Hit-Boy is much more than a producer, he’s someone who lives, breathes, and sleeps music. Now, he’s celebrating a potential 4th Grammy win, being nominated for Producer of the Year (Non-Classical) at the upcoming Grammys.
His endless catalog of hit records include Jay Z and Kanye’s “N*ggas In Paris,” Travis Scott’s “SICKO MODE,” Kendrick Lamar’s “Backseat Freestyle,” Nipsey Hussle and Roddy Rich’s “Racks In The Middle,” and many more. But while the plaques and accolades are great, nothing means more to Hit-Boy than his newest endeavor: executive producing his father Big Hit’s debut album titled Truth Is In My Eyes.
The bond between Hit-Boy and his dad is undeniable, with the latter finally coming home from prison in May of this year. The crazy part is, Hit-Boy’s father was pretty much behind bars the entirety of Hit-Boy’s life. Prior to this 9-month stint, Big Hit was locked up for over 20 years.
In fact, Hit-Boy didn’t expect his father to be released this year, which makes the story even more compelling. Ever since then, Big Hit has been in studio recording, with Hit-Boy being one of the first producers to produce an entire project for his father.
On Saturday, December 16th, Hit-Boy and his father Big Hit celebrated their official album release with a pop-up store at Bottom Bunk on Melrose Ave. in Los Angeles. The entire city of Los Angeles was present to support, including fellow Los Angeles native Dom Kennedy and TeeFlii.
At one point, Hit-Boy even FaceTimes Snoop Dogg, who’s a standout feature on the 17-track project. Other guest appearances include The Alchemist, Musiq Soulchild, Benny The Butcher, Mozzy, and Dom Kennedy.
Downstairs, guests were able to shop exclusive merch such as limited-edition t-shirts and CDs. But it was the art exhibit upstairs that spoke volumes to the significance in this project.
One of the most inspiring pieces was the display of his actual jail cell that he spent 9 consecutive years in. With no light coming in, Big Hit was able to tap into his artistry by drawing on towels using sugar-free Kool-Aid — proving he’s an artist, not a criminal. There was also a small TV on the floor showing Big Hit doing push-ups, reminding folks to make the best out of their situation whatever that may be.
On the other side of this was a display showing Big Hit’s last meal before he was released, with a super basic sandwich inside. This was to show how inhumane the conditions were in prison, oftentimes being fed food that’s expired or old.

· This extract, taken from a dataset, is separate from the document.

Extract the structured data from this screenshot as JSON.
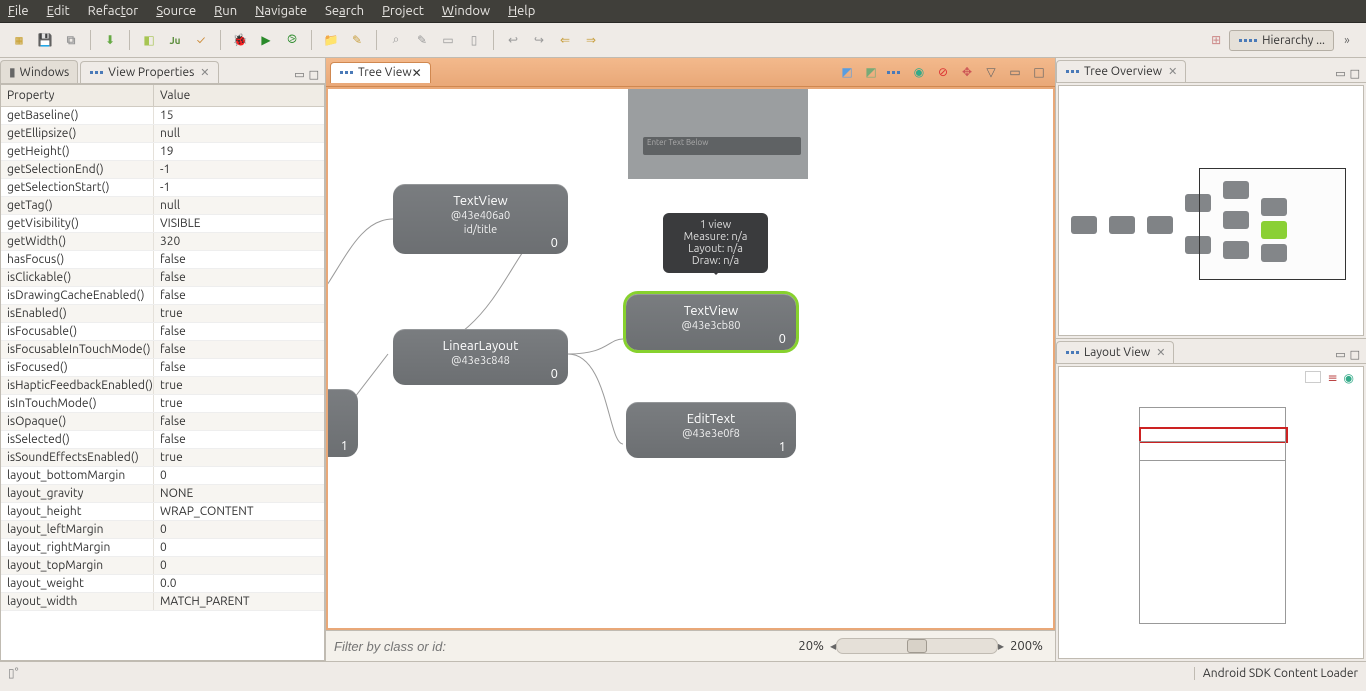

The Grammy’s this year have some VERY interesting nominations, but one of my favorite categories is “producer of the year”👀🔥♬ Surround Sound – JID

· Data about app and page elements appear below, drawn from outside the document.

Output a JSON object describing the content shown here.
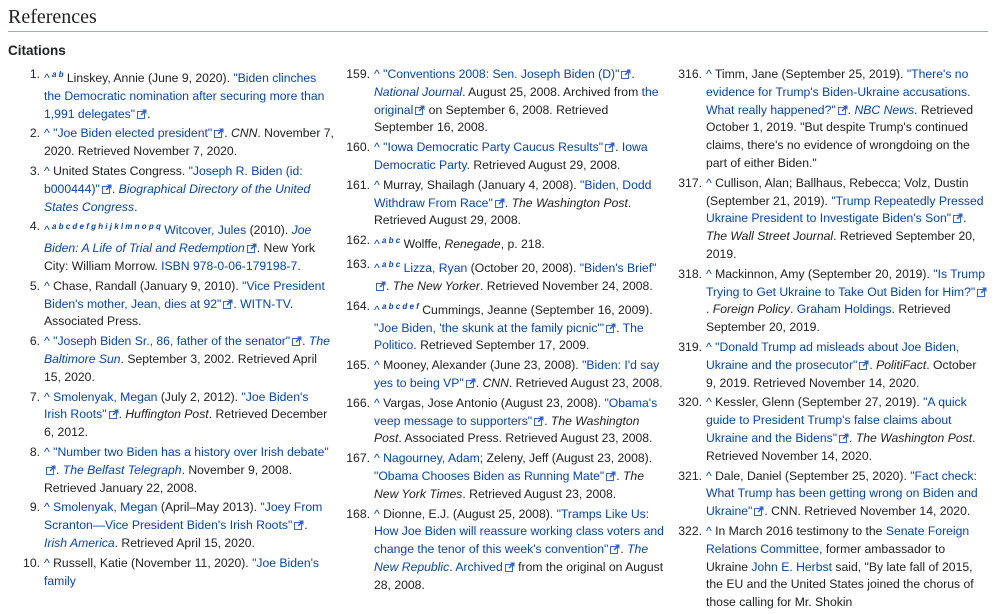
{
  "page": {
    "heading": "References",
    "subheading": "Citations"
  },
  "columns": [
    [
      {
        "num": "1.",
        "parts": [
          {
            "t": "caret",
            "v": "^"
          },
          {
            "t": "sup",
            "v": " a b"
          },
          {
            "t": "text",
            "v": " Linskey, Annie (June 9, 2020). "
          },
          {
            "t": "link",
            "v": "\"Biden clinches the Democratic nomination after securing more than 1,991 delegates\""
          },
          {
            "t": "ext"
          },
          {
            "t": "text",
            "v": "."
          }
        ]
      },
      {
        "num": "2.",
        "parts": [
          {
            "t": "caret",
            "v": "^"
          },
          {
            "t": "text",
            "v": " "
          },
          {
            "t": "link",
            "v": "\"Joe Biden elected president\""
          },
          {
            "t": "ext"
          },
          {
            "t": "text",
            "v": ". "
          },
          {
            "t": "ital",
            "v": "CNN"
          },
          {
            "t": "text",
            "v": ". November 7, 2020. Retrieved November 7, 2020."
          }
        ]
      },
      {
        "num": "3.",
        "parts": [
          {
            "t": "caret",
            "v": "^"
          },
          {
            "t": "text",
            "v": " United States Congress. "
          },
          {
            "t": "link",
            "v": "\"Joseph R. Biden (id: b000444)\""
          },
          {
            "t": "ext"
          },
          {
            "t": "text",
            "v": ". "
          },
          {
            "t": "ilink",
            "v": "Biographical Directory of the United States Congress"
          },
          {
            "t": "text",
            "v": "."
          }
        ]
      },
      {
        "num": "4.",
        "parts": [
          {
            "t": "caret",
            "v": "^"
          },
          {
            "t": "sup",
            "v": " a b c d e f g h i j k l m n o p q"
          },
          {
            "t": "text",
            "v": " "
          },
          {
            "t": "link",
            "v": "Witcover, Jules"
          },
          {
            "t": "text",
            "v": " (2010). "
          },
          {
            "t": "ilink",
            "v": "Joe Biden: A Life of Trial and Redemption"
          },
          {
            "t": "ext"
          },
          {
            "t": "text",
            "v": ". New York City: William Morrow. "
          },
          {
            "t": "link",
            "v": "ISBN 978-0-06-179198-7"
          },
          {
            "t": "text",
            "v": "."
          }
        ]
      },
      {
        "num": "5.",
        "parts": [
          {
            "t": "caret",
            "v": "^"
          },
          {
            "t": "text",
            "v": " Chase, Randall (January 9, 2010). "
          },
          {
            "t": "link",
            "v": "\"Vice President Biden's mother, Jean, dies at 92\""
          },
          {
            "t": "ext"
          },
          {
            "t": "text",
            "v": ". "
          },
          {
            "t": "link",
            "v": "WITN-TV"
          },
          {
            "t": "text",
            "v": ". Associated Press."
          }
        ]
      },
      {
        "num": "6.",
        "parts": [
          {
            "t": "caret",
            "v": "^"
          },
          {
            "t": "text",
            "v": " "
          },
          {
            "t": "link",
            "v": "\"Joseph Biden Sr., 86, father of the senator\""
          },
          {
            "t": "ext"
          },
          {
            "t": "text",
            "v": ". "
          },
          {
            "t": "ilink",
            "v": "The Baltimore Sun"
          },
          {
            "t": "text",
            "v": ". September 3, 2002. Retrieved April 15, 2020."
          }
        ]
      },
      {
        "num": "7.",
        "parts": [
          {
            "t": "caret",
            "v": "^"
          },
          {
            "t": "text",
            "v": " "
          },
          {
            "t": "link",
            "v": "Smolenyak, Megan"
          },
          {
            "t": "text",
            "v": " (July 2, 2012). "
          },
          {
            "t": "link",
            "v": "\"Joe Biden's Irish Roots\""
          },
          {
            "t": "ext"
          },
          {
            "t": "text",
            "v": ". "
          },
          {
            "t": "ital",
            "v": "Huffington Post"
          },
          {
            "t": "text",
            "v": ". Retrieved December 6, 2012."
          }
        ]
      },
      {
        "num": "8.",
        "parts": [
          {
            "t": "caret",
            "v": "^"
          },
          {
            "t": "text",
            "v": " "
          },
          {
            "t": "link",
            "v": "\"Number two Biden has a history over Irish debate\""
          },
          {
            "t": "ext"
          },
          {
            "t": "text",
            "v": ". "
          },
          {
            "t": "ilink",
            "v": "The Belfast Telegraph"
          },
          {
            "t": "text",
            "v": ". November 9, 2008. Retrieved January 22, 2008."
          }
        ]
      },
      {
        "num": "9.",
        "parts": [
          {
            "t": "caret",
            "v": "^"
          },
          {
            "t": "text",
            "v": " "
          },
          {
            "t": "link",
            "v": "Smolenyak, Megan"
          },
          {
            "t": "text",
            "v": " (April–May 2013). "
          },
          {
            "t": "link",
            "v": "\"Joey From Scranton—Vice President Biden's Irish Roots\""
          },
          {
            "t": "ext"
          },
          {
            "t": "text",
            "v": ". "
          },
          {
            "t": "ilink",
            "v": "Irish America"
          },
          {
            "t": "text",
            "v": ". Retrieved April 15, 2020."
          }
        ]
      },
      {
        "num": "10.",
        "parts": [
          {
            "t": "caret",
            "v": "^"
          },
          {
            "t": "text",
            "v": " Russell, Katie (November 11, 2020). "
          },
          {
            "t": "link",
            "v": "\"Joe Biden's family"
          }
        ]
      }
    ],
    [
      {
        "num": "159.",
        "parts": [
          {
            "t": "caret",
            "v": "^"
          },
          {
            "t": "text",
            "v": " "
          },
          {
            "t": "link",
            "v": "\"Conventions 2008: Sen. Joseph Biden (D)\""
          },
          {
            "t": "ext"
          },
          {
            "t": "text",
            "v": ". "
          },
          {
            "t": "ilink",
            "v": "National Journal"
          },
          {
            "t": "text",
            "v": ". August 25, 2008. Archived from "
          },
          {
            "t": "link",
            "v": "the original"
          },
          {
            "t": "ext"
          },
          {
            "t": "text",
            "v": " on September 6, 2008. Retrieved September 16, 2008."
          }
        ]
      },
      {
        "num": "160.",
        "parts": [
          {
            "t": "caret",
            "v": "^"
          },
          {
            "t": "text",
            "v": " "
          },
          {
            "t": "link",
            "v": "\"Iowa Democratic Party Caucus Results\""
          },
          {
            "t": "ext"
          },
          {
            "t": "text",
            "v": ". "
          },
          {
            "t": "link",
            "v": "Iowa Democratic Party"
          },
          {
            "t": "text",
            "v": ". Retrieved August 29, 2008."
          }
        ]
      },
      {
        "num": "161.",
        "parts": [
          {
            "t": "caret",
            "v": "^"
          },
          {
            "t": "text",
            "v": " Murray, Shailagh (January 4, 2008). "
          },
          {
            "t": "link",
            "v": "\"Biden, Dodd Withdraw From Race\""
          },
          {
            "t": "ext"
          },
          {
            "t": "text",
            "v": ". "
          },
          {
            "t": "ital",
            "v": "The Washington Post"
          },
          {
            "t": "text",
            "v": ". Retrieved August 29, 2008."
          }
        ]
      },
      {
        "num": "162.",
        "parts": [
          {
            "t": "caret",
            "v": "^"
          },
          {
            "t": "sup",
            "v": " a b c"
          },
          {
            "t": "text",
            "v": " Wolffe, "
          },
          {
            "t": "ital",
            "v": "Renegade"
          },
          {
            "t": "text",
            "v": ", p. 218."
          }
        ]
      },
      {
        "num": "163.",
        "parts": [
          {
            "t": "caret",
            "v": "^"
          },
          {
            "t": "sup",
            "v": " a b c"
          },
          {
            "t": "text",
            "v": " "
          },
          {
            "t": "link",
            "v": "Lizza, Ryan"
          },
          {
            "t": "text",
            "v": " (October 20, 2008). "
          },
          {
            "t": "link",
            "v": "\"Biden's Brief\""
          },
          {
            "t": "ext"
          },
          {
            "t": "text",
            "v": ". "
          },
          {
            "t": "ital",
            "v": "The New Yorker"
          },
          {
            "t": "text",
            "v": ". Retrieved November 24, 2008."
          }
        ]
      },
      {
        "num": "164.",
        "parts": [
          {
            "t": "caret",
            "v": "^"
          },
          {
            "t": "sup",
            "v": " a b c d e f"
          },
          {
            "t": "text",
            "v": " Cummings, Jeanne (September 16, 2009). "
          },
          {
            "t": "link",
            "v": "\"Joe Biden, 'the skunk at the family picnic'\""
          },
          {
            "t": "ext"
          },
          {
            "t": "text",
            "v": ". "
          },
          {
            "t": "link",
            "v": "The Politico"
          },
          {
            "t": "text",
            "v": ". Retrieved September 17, 2009."
          }
        ]
      },
      {
        "num": "165.",
        "parts": [
          {
            "t": "caret",
            "v": "^"
          },
          {
            "t": "text",
            "v": " Mooney, Alexander (June 23, 2008). "
          },
          {
            "t": "link",
            "v": "\"Biden: I'd say yes to being VP\""
          },
          {
            "t": "ext"
          },
          {
            "t": "text",
            "v": ". "
          },
          {
            "t": "ital",
            "v": "CNN"
          },
          {
            "t": "text",
            "v": ". Retrieved August 23, 2008."
          }
        ]
      },
      {
        "num": "166.",
        "parts": [
          {
            "t": "caret",
            "v": "^"
          },
          {
            "t": "text",
            "v": " Vargas, Jose Antonio (August 23, 2008). "
          },
          {
            "t": "link",
            "v": "\"Obama's veep message to supporters\""
          },
          {
            "t": "ext"
          },
          {
            "t": "text",
            "v": ". "
          },
          {
            "t": "ital",
            "v": "The Washington Post"
          },
          {
            "t": "text",
            "v": ". Associated Press. Retrieved August 23, 2008."
          }
        ]
      },
      {
        "num": "167.",
        "parts": [
          {
            "t": "caret",
            "v": "^"
          },
          {
            "t": "text",
            "v": " "
          },
          {
            "t": "link",
            "v": "Nagourney, Adam"
          },
          {
            "t": "text",
            "v": "; Zeleny, Jeff (August 23, 2008). "
          },
          {
            "t": "link",
            "v": "\"Obama Chooses Biden as Running Mate\""
          },
          {
            "t": "ext"
          },
          {
            "t": "text",
            "v": ". "
          },
          {
            "t": "ital",
            "v": "The New York Times"
          },
          {
            "t": "text",
            "v": ". Retrieved August 23, 2008."
          }
        ]
      },
      {
        "num": "168.",
        "parts": [
          {
            "t": "caret",
            "v": "^"
          },
          {
            "t": "text",
            "v": " Dionne, E.J. (August 25, 2008). "
          },
          {
            "t": "link",
            "v": "\"Tramps Like Us: How Joe Biden will reassure working class voters and change the tenor of this week's convention\""
          },
          {
            "t": "ext"
          },
          {
            "t": "text",
            "v": ". "
          },
          {
            "t": "ilink",
            "v": "The New Republic"
          },
          {
            "t": "text",
            "v": ". "
          },
          {
            "t": "link",
            "v": "Archived"
          },
          {
            "t": "ext"
          },
          {
            "t": "text",
            "v": " from the original on August 28, 2008."
          }
        ]
      }
    ],
    [
      {
        "num": "316.",
        "parts": [
          {
            "t": "caret",
            "v": "^"
          },
          {
            "t": "text",
            "v": " Timm, Jane (September 25, 2019). "
          },
          {
            "t": "link",
            "v": "\"There's no evidence for Trump's Biden-Ukraine accusations. What really happened?\""
          },
          {
            "t": "ext"
          },
          {
            "t": "text",
            "v": ". "
          },
          {
            "t": "ilink",
            "v": "NBC News"
          },
          {
            "t": "text",
            "v": ". Retrieved October 1, 2019. \"But despite Trump's continued claims, there's no evidence of wrongdoing on the part of either Biden.\""
          }
        ]
      },
      {
        "num": "317.",
        "parts": [
          {
            "t": "caret",
            "v": "^"
          },
          {
            "t": "text",
            "v": " Cullison, Alan; Ballhaus, Rebecca; Volz, Dustin (September 21, 2019). "
          },
          {
            "t": "link",
            "v": "\"Trump Repeatedly Pressed Ukraine President to Investigate Biden's Son\""
          },
          {
            "t": "ext"
          },
          {
            "t": "text",
            "v": ". "
          },
          {
            "t": "ital",
            "v": "The Wall Street Journal"
          },
          {
            "t": "text",
            "v": ". Retrieved September 20, 2019."
          }
        ]
      },
      {
        "num": "318.",
        "parts": [
          {
            "t": "caret",
            "v": "^"
          },
          {
            "t": "text",
            "v": " Mackinnon, Amy (September 20, 2019). "
          },
          {
            "t": "link",
            "v": "\"Is Trump Trying to Get Ukraine to Take Out Biden for Him?\""
          },
          {
            "t": "ext"
          },
          {
            "t": "text",
            "v": ". "
          },
          {
            "t": "ital",
            "v": "Foreign Policy"
          },
          {
            "t": "text",
            "v": ". "
          },
          {
            "t": "link",
            "v": "Graham Holdings"
          },
          {
            "t": "text",
            "v": ". Retrieved September 20, 2019."
          }
        ]
      },
      {
        "num": "319.",
        "parts": [
          {
            "t": "caret",
            "v": "^"
          },
          {
            "t": "text",
            "v": " "
          },
          {
            "t": "link",
            "v": "\"Donald Trump ad misleads about Joe Biden, Ukraine and the prosecutor\""
          },
          {
            "t": "ext"
          },
          {
            "t": "text",
            "v": ". "
          },
          {
            "t": "ital",
            "v": "PolitiFact"
          },
          {
            "t": "text",
            "v": ". October 9, 2019. Retrieved November 14, 2020."
          }
        ]
      },
      {
        "num": "320.",
        "parts": [
          {
            "t": "caret",
            "v": "^"
          },
          {
            "t": "text",
            "v": " Kessler, Glenn (September 27, 2019). "
          },
          {
            "t": "link",
            "v": "\"A quick guide to President Trump's false claims about Ukraine and the Bidens\""
          },
          {
            "t": "ext"
          },
          {
            "t": "text",
            "v": ". "
          },
          {
            "t": "ital",
            "v": "The Washington Post"
          },
          {
            "t": "text",
            "v": ". Retrieved November 14, 2020."
          }
        ]
      },
      {
        "num": "321.",
        "parts": [
          {
            "t": "caret",
            "v": "^"
          },
          {
            "t": "text",
            "v": " Dale, Daniel (September 25, 2020). "
          },
          {
            "t": "link",
            "v": "\"Fact check: What Trump has been getting wrong on Biden and Ukraine\""
          },
          {
            "t": "ext"
          },
          {
            "t": "text",
            "v": ". CNN. Retrieved November 14, 2020."
          }
        ]
      },
      {
        "num": "322.",
        "parts": [
          {
            "t": "caret",
            "v": "^"
          },
          {
            "t": "text",
            "v": " In March 2016 testimony to the "
          },
          {
            "t": "link",
            "v": "Senate Foreign Relations Committee"
          },
          {
            "t": "text",
            "v": ", former ambassador to Ukraine "
          },
          {
            "t": "link",
            "v": "John E. Herbst"
          },
          {
            "t": "text",
            "v": " said, \"By late fall of 2015, the EU and the United States joined the chorus of those calling for Mr. Shokin"
          }
        ]
      }
    ]
  ]
}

The beauty lies in the fact that the entire time Big Hit was locked up, his son was out here winning Grammys, making hits, and solidifying himself as a mainstay in the music industry. 2024’s Grammy nomination solidifies Hit-Boy as a game-changer, being the only nominee who produced all his albums by himself, as well as owns the rights to. This includes Nas’ King Disease III, which is nominated for Best Rap Album.

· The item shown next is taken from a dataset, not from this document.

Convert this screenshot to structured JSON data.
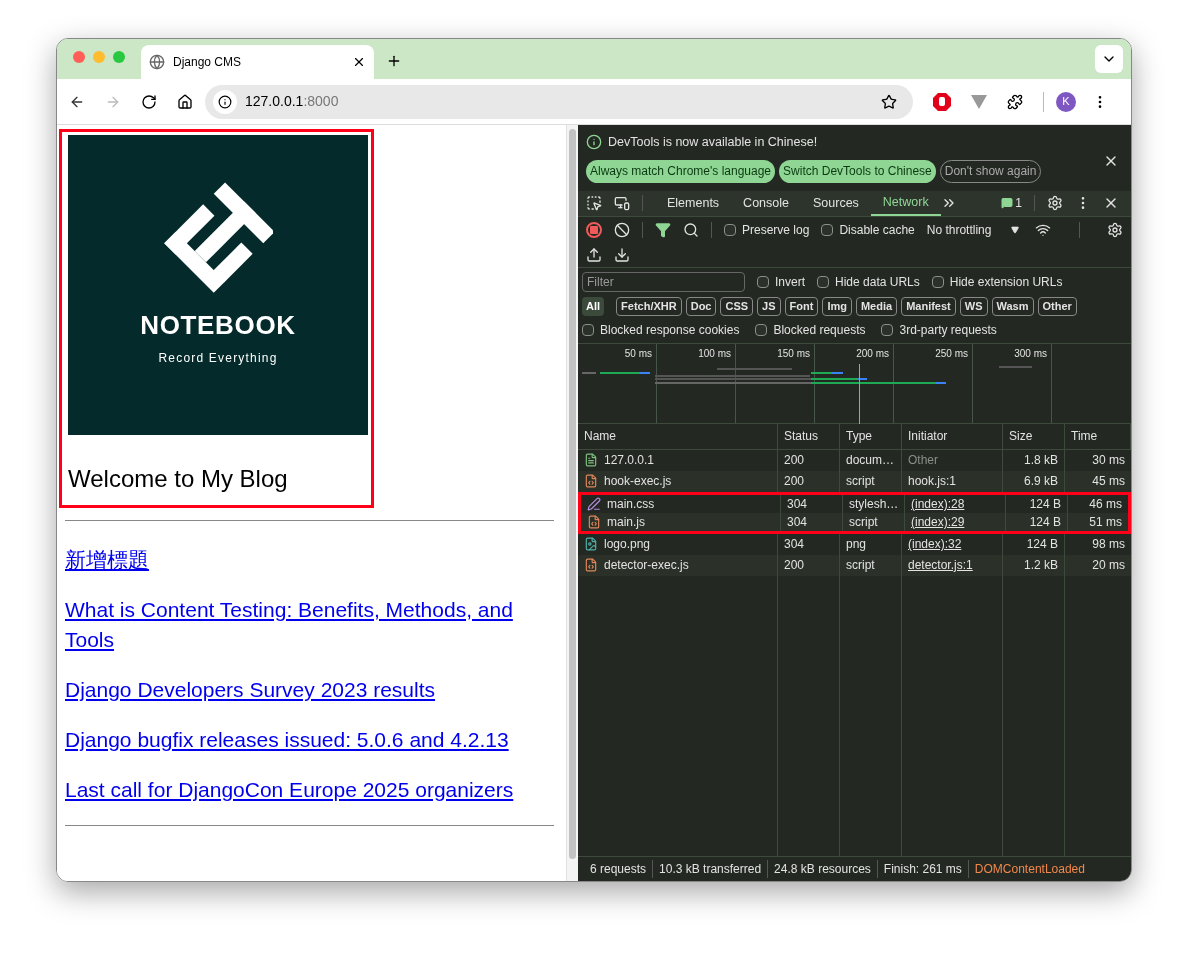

Hit-Boy’s work ethic speaks for itself. All his new releases are completely independent, putting his blood, sweat, and tears into each project and investing back into himself. In conjunction with his label Surf Club, Big Hit’s album is released on Jpay so those who are incarcerated can listen, with 15% of proceeds going to charity. The project was released exclusively on https://bighitnupid.com/ before hitting streaming services.
At the end of the day, Hit-Boy’s stance on owning his masters and giving music to his fans directly is one that does not go unnoticed. With the release of his father’s album, he shows audiences all around the world that they too can make their wildest dreams come true, without the need of a major label backing.
As always, Hit-Boy lets the music speak for itself. The Truth Is In My Eyes is told from the perspective of a father who was stripped of his freedom, and the chance to be present in his son’s life. It’s real storytelling and real lyricism, over production from one of the GOATs.